That whole “Do not covet your neighbor’s wife” thing seems silly to have to mention. You can adore her and admire her, but coveting seems a bit pushy. Not nice. But when it comes to Sally’s green car, I’m green with envy! I covet it.

You can be faster than me (even turtles are), smarter than me, or more determined, and I’ll be pleased and ready to cheer you on. But for some reason, I find myself envious because of a car.

All my cars have been “previously owned.” In over forty years of car ownership, I’ve never had the privilege of picking out the color or even the type of automobile I’m going to buy. I usually come limping onto a car dealer’s lot looking for the cheapest and most dependable vehicle available.

I’ve been known to say enthusiastically, “All that matters is that it gets me safely from point A to point B!” But then one day, I noticed Sally’s car.

It’s compact. It’s cute. It’s green! I’ll bet it gets great mileage.

I’ve never been a car person. I can’t even tell the difference between a Porsche and a Volkswagen. My favorite boss once asked me if I had seen his new car in the parking lot. Of course I had. For years I’d parked my car every day next to his car and the one belonging to my other boss. The three of us shared that designated parking area.

“Well, what did you think?” he persisted.

I wasn’t sure what he was looking for but felt safe saying, “Oh, it’s beautiful!”

However, he didn’t stop: “It’s a [insert some year here; I can’t remember useless information] Porsche!
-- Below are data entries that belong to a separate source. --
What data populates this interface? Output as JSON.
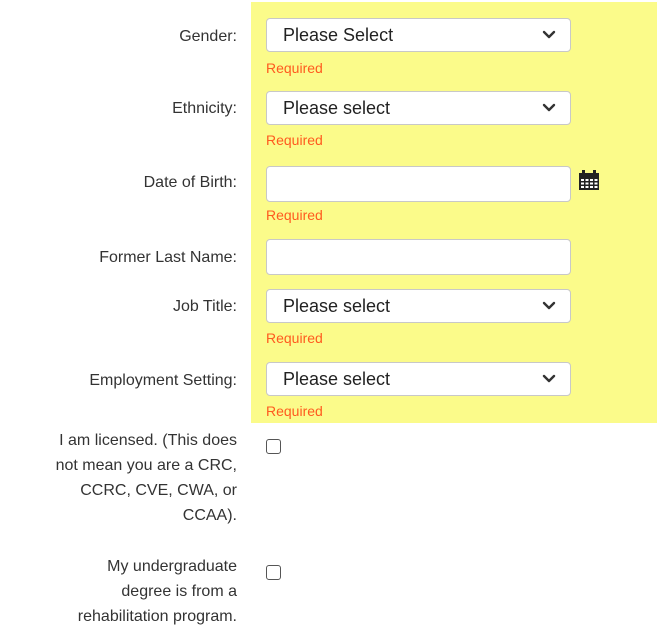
{
  "form": {
    "required_text": "Required",
    "gender": {
      "label": "Gender:",
      "value": "Please Select",
      "required": "Required"
    },
    "ethnicity": {
      "label": "Ethnicity:",
      "value": "Please select",
      "required": "Required"
    },
    "dob": {
      "label": "Date of Birth:",
      "value": "",
      "required": "Required"
    },
    "former_last_name": {
      "label": "Former Last Name:",
      "value": ""
    },
    "job_title": {
      "label": "Job Title:",
      "value": "Please select",
      "required": "Required"
    },
    "employment_setting": {
      "label": "Employment Setting:",
      "value": "Please select",
      "required": "Required"
    },
    "licensed": {
      "label_lines": [
        "I am licensed. (This does",
        "not mean you are a CRC,",
        "CCRC, CVE, CWA, or",
        "CCAA)."
      ],
      "checked": false
    },
    "undergrad_rehab": {
      "label_lines": [
        "My undergraduate",
        "degree is from a",
        "rehabilitation program."
      ],
      "checked": false
    }
  },
  "colors": {
    "highlight": "#fbfb8a",
    "required": "#ff5a1f",
    "border": "#c8c8c8"
  },
  "icons": {
    "select_arrow": "chevron-down-icon",
    "date_picker": "calendar-icon"
  }
}
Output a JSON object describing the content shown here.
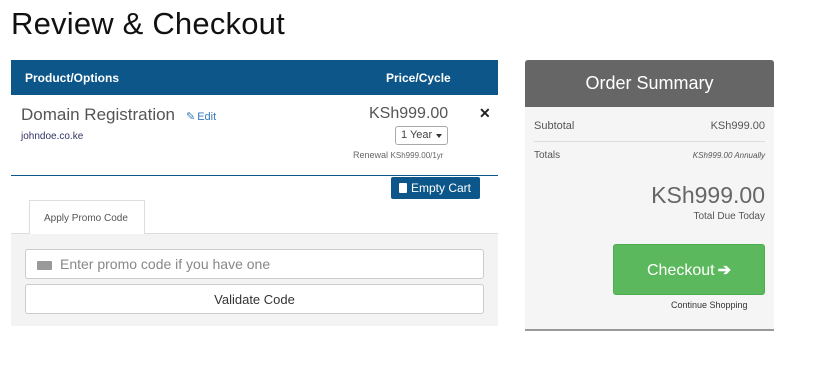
{
  "page": {
    "title": "Review & Checkout"
  },
  "cart": {
    "headers": {
      "product": "Product/Options",
      "price": "Price/Cycle"
    },
    "item": {
      "name": "Domain Registration",
      "edit_label": "Edit",
      "domain": "johndoe.co.ke",
      "price": "KSh999.00",
      "cycle": "1 Year",
      "renewal_label": "Renewal",
      "renewal_value": "KSh999.00/1yr"
    },
    "empty_cart_label": "Empty Cart"
  },
  "promo": {
    "tab_label": "Apply Promo Code",
    "placeholder": "Enter promo code if you have one",
    "validate_label": "Validate Code"
  },
  "summary": {
    "title": "Order Summary",
    "subtotal_label": "Subtotal",
    "subtotal_value": "KSh999.00",
    "totals_label": "Totals",
    "totals_value": "KSh999.00 Annually",
    "total_due": "KSh999.00",
    "total_due_label": "Total Due Today",
    "checkout_label": "Checkout",
    "continue_label": "Continue Shopping"
  },
  "colors": {
    "header_blue": "#0d5689",
    "checkout_green": "#5cb85c",
    "summary_head": "#666666"
  }
}
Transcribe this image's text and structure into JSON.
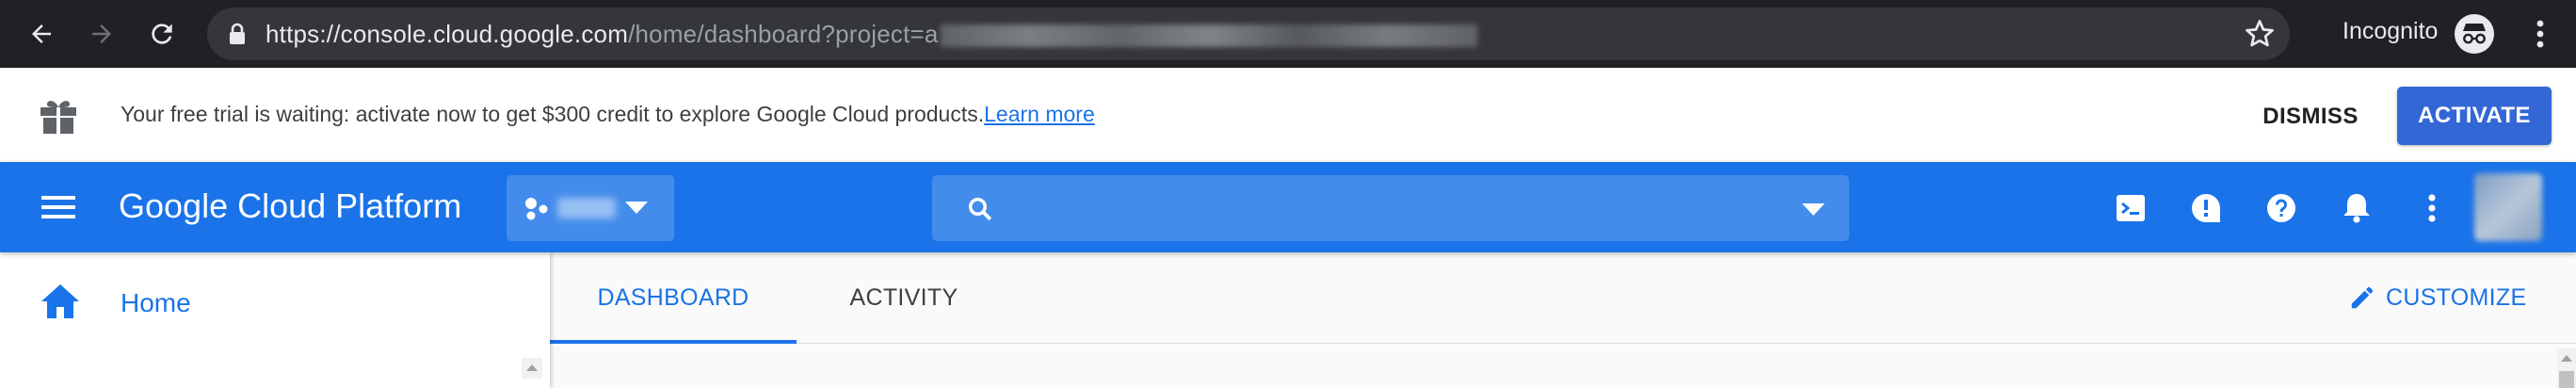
{
  "browser": {
    "url_host": "https://console.cloud.google.com",
    "url_path": "/home/dashboard?project=a",
    "incognito_label": "Incognito"
  },
  "banner": {
    "message": "Your free trial is waiting: activate now to get $300 credit to explore Google Cloud products.",
    "link_text": "Learn more",
    "dismiss_label": "DISMISS",
    "activate_label": "ACTIVATE"
  },
  "header": {
    "title": "Google Cloud Platform",
    "search_placeholder": ""
  },
  "nav": {
    "home_label": "Home"
  },
  "tabs": [
    {
      "label": "DASHBOARD",
      "active": true
    },
    {
      "label": "ACTIVITY",
      "active": false
    }
  ],
  "customize_label": "CUSTOMIZE",
  "colors": {
    "brand_blue": "#1a73e8",
    "activate_blue": "#3367d6",
    "chrome_dark": "#202124"
  },
  "icons": [
    "back-icon",
    "forward-icon",
    "reload-icon",
    "lock-icon",
    "star-icon",
    "incognito-icon",
    "gift-icon",
    "menu-icon",
    "project-dots-icon",
    "search-icon",
    "cloud-shell-icon",
    "feedback-icon",
    "help-icon",
    "notifications-icon",
    "more-vert-icon",
    "home-icon",
    "pencil-icon"
  ]
}
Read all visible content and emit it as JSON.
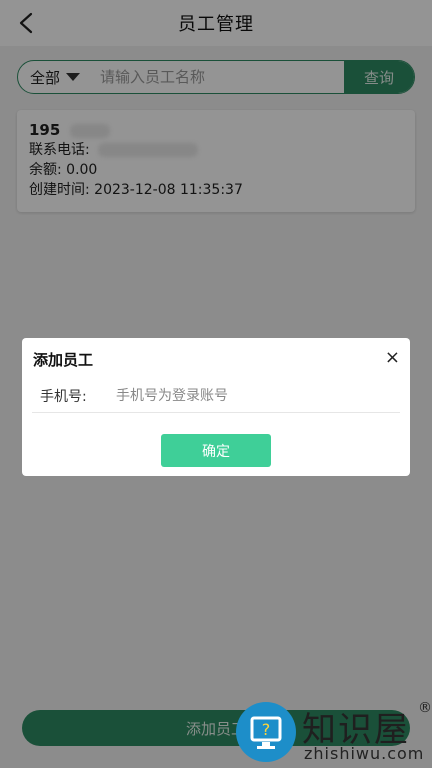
{
  "header": {
    "title": "员工管理"
  },
  "search": {
    "filter_label": "全部",
    "placeholder": "请输入员工名称",
    "button_label": "查询"
  },
  "employees": [
    {
      "name": "195",
      "phone_label": "联系电话:",
      "balance_label": "余额:",
      "balance": "0.00",
      "created_label": "创建时间:",
      "created_at": "2023-12-08 11:35:37"
    }
  ],
  "bottom": {
    "add_label": "添加员工"
  },
  "dialog": {
    "title": "添加员工",
    "close_symbol": "×",
    "phone_label": "手机号:",
    "phone_placeholder": "手机号为登录账号",
    "confirm_label": "确定"
  },
  "watermark": {
    "text": "知识屋",
    "reg": "®",
    "sub": "zhishiwu.com"
  },
  "colors": {
    "primary": "#2e8a62",
    "confirm": "#3fcf98",
    "overlay": "rgba(0,0,0,0.42)"
  }
}
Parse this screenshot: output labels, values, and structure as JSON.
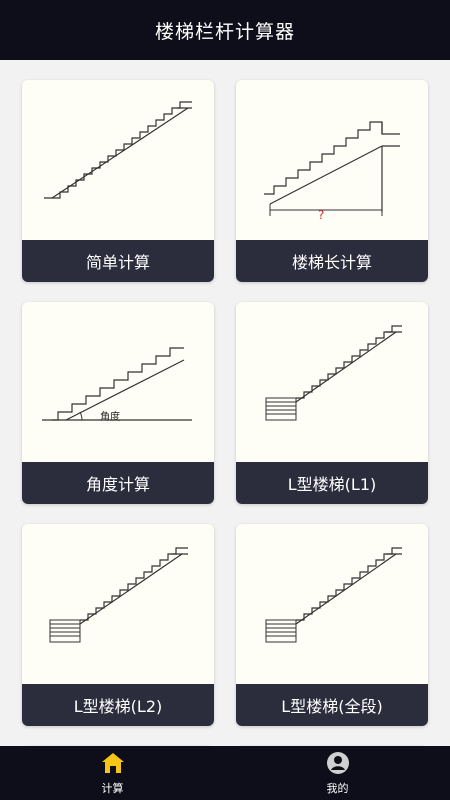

Come on, I’ll give you a ride!”

Oh brother, I was thinking, just what I don’t need. But he was enthusiastic, and I wanted to be supportive. So back outside we went, where I walked right over to my other boss’s car, a Volkswagen. Hey, they were both black!

Needless to say, I burst my favorite boss’s bubble of pride and joy.

I sure wish he could see Sally’s car!

My most expensive car came from Clucker’s in Westby, where I have bought a string of cars, insisting to no avail that the tenth one should be free. I couldn’t tell you the make or the model, but it was a shiny cranberry color with no rust or dings. The day I purchased it, I drove all over town looking for someone I knew to show it off to, with no luck. Only weeks later, three thousand dollars poorer, my newest set of wheels came to rest in Sheldon’s junkyard. I had discovered, the hard way, the dangers of black ice.

Now my silver Kia is dying. It needs…well, everything fixed. The back wiper doesn’t work, so I’m rendered helpless in rain or snow. The hood won’t open, making it difficult to do any repairs. The brakes need to be replaced (again), the undercarriage realigned, and the darn CD player chews up but won’t spit out my CDs. This is only the short list.

Sally’s car is pretty and perfect. When I see it parked at the co-op where she works I want to lick it. Or at least kiss it, or even just touch it. As usual, I don’t know the make or model, but it’s my favorite color, and that color is synonymous with envy!

Being envious takes up too much energy.

I’m going to go back out on my deck, relish all the green surrounding my tiny home, and be thankful if my Kia can last another few years!

Originally Published July 12th, 2018 in the Crawford County Independent & Kickapoo Scout